The Col de Vars from Guillestre was a pleasure to ride up and the last of the climbs I’ve done on previous trips. The Vars ski stations are attractive villages and the views back towards the high Alps are spectacular.
We were held up by a serious accident on the descent. A motorcyclist had hit a car in a tunnel. The emergency services were there in force including an air ambulance. It looked pretty bad. The road was closed and we felt awful pushing our bikes past the scene, but there was space and we wouldn’t have achieved anything by waiting. The experience slowed us down on the rest of the day’s descents, we all felt quite mortal.
We bought lunch in a supermarket in the market town of Barcelonette which we ate in one of the town’s many squares. Barcelonette is a vibrant little community with shops and a street market. It looked like it would have been a good place to stay had it not been lunchtime.

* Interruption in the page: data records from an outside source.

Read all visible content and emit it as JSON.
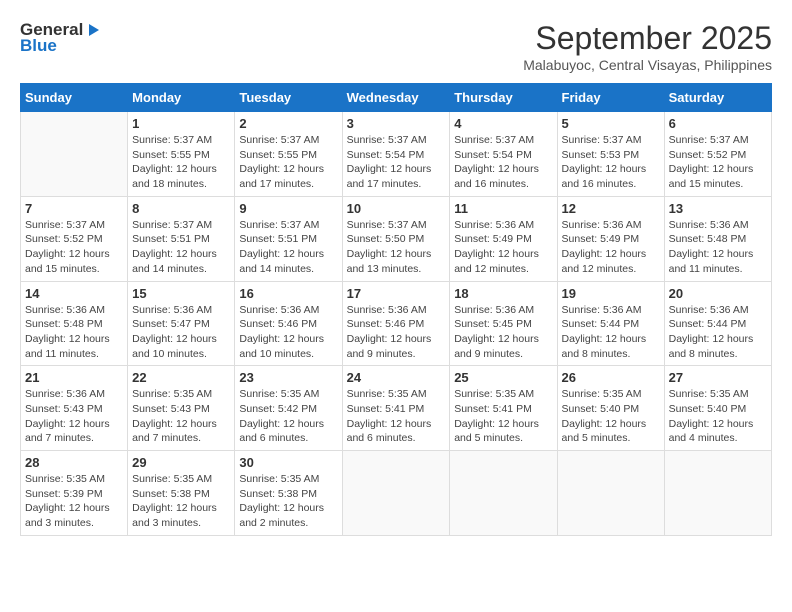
{
  "header": {
    "logo_line1": "General",
    "logo_line2": "Blue",
    "month": "September 2025",
    "location": "Malabuyoc, Central Visayas, Philippines"
  },
  "days_of_week": [
    "Sunday",
    "Monday",
    "Tuesday",
    "Wednesday",
    "Thursday",
    "Friday",
    "Saturday"
  ],
  "weeks": [
    [
      {
        "day": "",
        "info": ""
      },
      {
        "day": "1",
        "info": "Sunrise: 5:37 AM\nSunset: 5:55 PM\nDaylight: 12 hours\nand 18 minutes."
      },
      {
        "day": "2",
        "info": "Sunrise: 5:37 AM\nSunset: 5:55 PM\nDaylight: 12 hours\nand 17 minutes."
      },
      {
        "day": "3",
        "info": "Sunrise: 5:37 AM\nSunset: 5:54 PM\nDaylight: 12 hours\nand 17 minutes."
      },
      {
        "day": "4",
        "info": "Sunrise: 5:37 AM\nSunset: 5:54 PM\nDaylight: 12 hours\nand 16 minutes."
      },
      {
        "day": "5",
        "info": "Sunrise: 5:37 AM\nSunset: 5:53 PM\nDaylight: 12 hours\nand 16 minutes."
      },
      {
        "day": "6",
        "info": "Sunrise: 5:37 AM\nSunset: 5:52 PM\nDaylight: 12 hours\nand 15 minutes."
      }
    ],
    [
      {
        "day": "7",
        "info": "Sunrise: 5:37 AM\nSunset: 5:52 PM\nDaylight: 12 hours\nand 15 minutes."
      },
      {
        "day": "8",
        "info": "Sunrise: 5:37 AM\nSunset: 5:51 PM\nDaylight: 12 hours\nand 14 minutes."
      },
      {
        "day": "9",
        "info": "Sunrise: 5:37 AM\nSunset: 5:51 PM\nDaylight: 12 hours\nand 14 minutes."
      },
      {
        "day": "10",
        "info": "Sunrise: 5:37 AM\nSunset: 5:50 PM\nDaylight: 12 hours\nand 13 minutes."
      },
      {
        "day": "11",
        "info": "Sunrise: 5:36 AM\nSunset: 5:49 PM\nDaylight: 12 hours\nand 12 minutes."
      },
      {
        "day": "12",
        "info": "Sunrise: 5:36 AM\nSunset: 5:49 PM\nDaylight: 12 hours\nand 12 minutes."
      },
      {
        "day": "13",
        "info": "Sunrise: 5:36 AM\nSunset: 5:48 PM\nDaylight: 12 hours\nand 11 minutes."
      }
    ],
    [
      {
        "day": "14",
        "info": "Sunrise: 5:36 AM\nSunset: 5:48 PM\nDaylight: 12 hours\nand 11 minutes."
      },
      {
        "day": "15",
        "info": "Sunrise: 5:36 AM\nSunset: 5:47 PM\nDaylight: 12 hours\nand 10 minutes."
      },
      {
        "day": "16",
        "info": "Sunrise: 5:36 AM\nSunset: 5:46 PM\nDaylight: 12 hours\nand 10 minutes."
      },
      {
        "day": "17",
        "info": "Sunrise: 5:36 AM\nSunset: 5:46 PM\nDaylight: 12 hours\nand 9 minutes."
      },
      {
        "day": "18",
        "info": "Sunrise: 5:36 AM\nSunset: 5:45 PM\nDaylight: 12 hours\nand 9 minutes."
      },
      {
        "day": "19",
        "info": "Sunrise: 5:36 AM\nSunset: 5:44 PM\nDaylight: 12 hours\nand 8 minutes."
      },
      {
        "day": "20",
        "info": "Sunrise: 5:36 AM\nSunset: 5:44 PM\nDaylight: 12 hours\nand 8 minutes."
      }
    ],
    [
      {
        "day": "21",
        "info": "Sunrise: 5:36 AM\nSunset: 5:43 PM\nDaylight: 12 hours\nand 7 minutes."
      },
      {
        "day": "22",
        "info": "Sunrise: 5:35 AM\nSunset: 5:43 PM\nDaylight: 12 hours\nand 7 minutes."
      },
      {
        "day": "23",
        "info": "Sunrise: 5:35 AM\nSunset: 5:42 PM\nDaylight: 12 hours\nand 6 minutes."
      },
      {
        "day": "24",
        "info": "Sunrise: 5:35 AM\nSunset: 5:41 PM\nDaylight: 12 hours\nand 6 minutes."
      },
      {
        "day": "25",
        "info": "Sunrise: 5:35 AM\nSunset: 5:41 PM\nDaylight: 12 hours\nand 5 minutes."
      },
      {
        "day": "26",
        "info": "Sunrise: 5:35 AM\nSunset: 5:40 PM\nDaylight: 12 hours\nand 5 minutes."
      },
      {
        "day": "27",
        "info": "Sunrise: 5:35 AM\nSunset: 5:40 PM\nDaylight: 12 hours\nand 4 minutes."
      }
    ],
    [
      {
        "day": "28",
        "info": "Sunrise: 5:35 AM\nSunset: 5:39 PM\nDaylight: 12 hours\nand 3 minutes."
      },
      {
        "day": "29",
        "info": "Sunrise: 5:35 AM\nSunset: 5:38 PM\nDaylight: 12 hours\nand 3 minutes."
      },
      {
        "day": "30",
        "info": "Sunrise: 5:35 AM\nSunset: 5:38 PM\nDaylight: 12 hours\nand 2 minutes."
      },
      {
        "day": "",
        "info": ""
      },
      {
        "day": "",
        "info": ""
      },
      {
        "day": "",
        "info": ""
      },
      {
        "day": "",
        "info": ""
      }
    ]
  ]
}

The early part of the Col de la Cayolle takes you through a steep-sided gorge before climbing through fields to its summit at 2,326m. We saw of first celebrity of the trip here, Oleg Tinkov, the owner and main sponsor of Tinkoff-Saxo pro cycling team. He was riding down the col towards Barcelonette. I broke another spoke on the climb which I replaced at the top. The descent is one of the most famous balcony roads in the Alps. Balcony roads are the ones cut into the sides of sheer cliffs – not much fun for people with a fear of heights, but they’re great for photographs.

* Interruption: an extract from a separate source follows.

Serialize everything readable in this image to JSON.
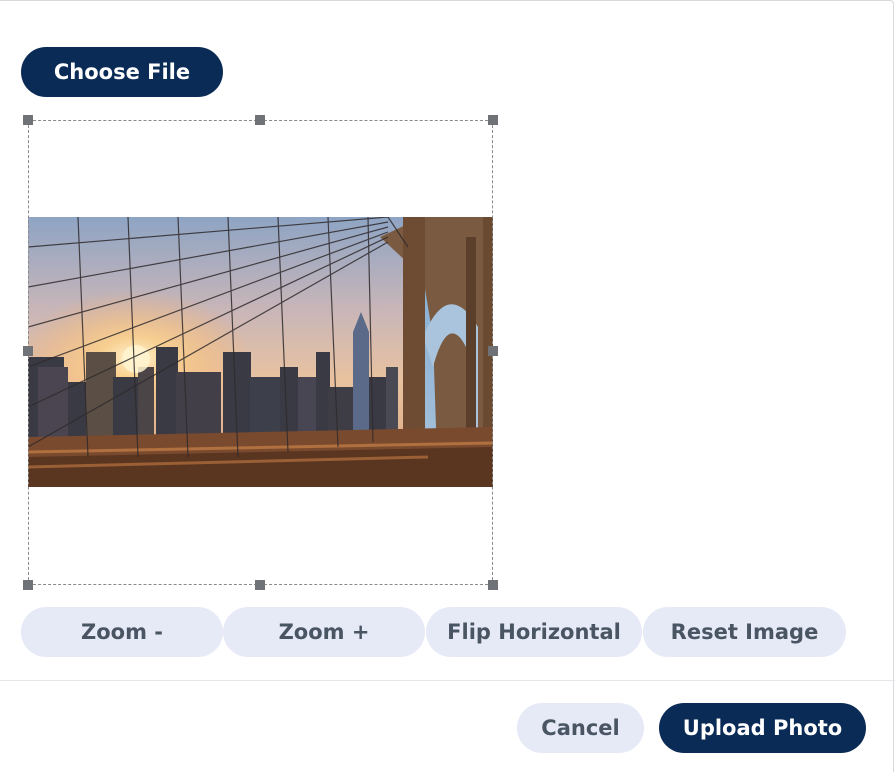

We took a turn signposted to Valberg which took us up a quiet climb through forests. We stopped in a reasonable sized town called Péone for refreshments before continuing the climb. It was blisteringly hot on the lower slopes and I started to suffer from the dreaded hot-foot. I poured water from my bidons on my shoes to try and cool my feet. The road to Valberg was very quiet and we can’t have seen more than two cars in the space of an hour. I began to wonder whether there was going to be anything up there when we arrived. Just realised why I started this paragraph the way I did. The turn we took to Valberg wasn’t part of the official route, we should’ve taken the next turning. The route we took was probably better through, almost traffic free.
Luke got to the town first and was eating a slice of pizza outside a café when we arrived. The proprietor recommended we try the large building opposite his bar for accommodation. They had an apartment we could rent for a reasonable price which included breakfast.
Valberg is a purpose built ski station and although it does have a short summer season in July and August it was almost deserted in June. Almost all of the restaurants and bars were closed as was the local supermarket. Encouraged by a sign saying “Ouvrir tout l’année” we tried a pizza restaurant only to find this was closed too. The busiest place in town appeared to be a hotel called Le Chalet Suisse where the convoy of classic cars that have been shadowing us were parked outside. The hotel’s restaurant was fairly busy and the atmosphere buzzing. We ate well.